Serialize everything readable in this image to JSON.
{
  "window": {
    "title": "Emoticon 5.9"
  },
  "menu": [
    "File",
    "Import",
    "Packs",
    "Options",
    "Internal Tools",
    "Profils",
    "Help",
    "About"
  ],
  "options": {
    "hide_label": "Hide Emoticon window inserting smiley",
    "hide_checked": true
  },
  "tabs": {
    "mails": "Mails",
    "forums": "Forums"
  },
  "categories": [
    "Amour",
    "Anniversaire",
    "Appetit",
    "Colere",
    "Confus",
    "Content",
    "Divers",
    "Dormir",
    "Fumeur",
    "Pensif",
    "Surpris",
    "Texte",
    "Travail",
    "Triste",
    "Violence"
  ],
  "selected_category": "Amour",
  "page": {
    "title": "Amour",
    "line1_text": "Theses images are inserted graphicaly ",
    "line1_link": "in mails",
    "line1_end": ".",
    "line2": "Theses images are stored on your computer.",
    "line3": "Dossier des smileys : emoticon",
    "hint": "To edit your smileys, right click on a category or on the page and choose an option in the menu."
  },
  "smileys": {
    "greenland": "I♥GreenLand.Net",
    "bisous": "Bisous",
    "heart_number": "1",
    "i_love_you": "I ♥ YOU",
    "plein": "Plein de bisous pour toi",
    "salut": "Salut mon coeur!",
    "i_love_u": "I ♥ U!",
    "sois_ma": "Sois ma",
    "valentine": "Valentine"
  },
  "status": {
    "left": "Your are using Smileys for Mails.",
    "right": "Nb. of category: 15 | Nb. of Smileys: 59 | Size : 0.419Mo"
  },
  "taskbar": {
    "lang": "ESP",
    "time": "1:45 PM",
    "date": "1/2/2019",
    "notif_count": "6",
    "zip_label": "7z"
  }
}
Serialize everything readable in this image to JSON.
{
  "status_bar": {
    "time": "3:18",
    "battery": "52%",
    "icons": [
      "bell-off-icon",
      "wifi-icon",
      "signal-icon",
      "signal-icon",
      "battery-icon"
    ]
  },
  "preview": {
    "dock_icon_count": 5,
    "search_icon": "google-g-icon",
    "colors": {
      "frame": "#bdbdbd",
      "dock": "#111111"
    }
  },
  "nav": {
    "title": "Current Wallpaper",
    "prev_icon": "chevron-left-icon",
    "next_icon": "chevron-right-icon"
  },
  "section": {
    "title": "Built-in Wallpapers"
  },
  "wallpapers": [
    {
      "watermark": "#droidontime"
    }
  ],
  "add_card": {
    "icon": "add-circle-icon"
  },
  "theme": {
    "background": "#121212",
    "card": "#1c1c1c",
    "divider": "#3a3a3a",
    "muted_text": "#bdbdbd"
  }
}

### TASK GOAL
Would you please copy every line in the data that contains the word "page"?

### WRITTEN SOLUTION
  "page": {
    "hint": "To edit your smileys, right click on a category or on the page and choose an option in the menu."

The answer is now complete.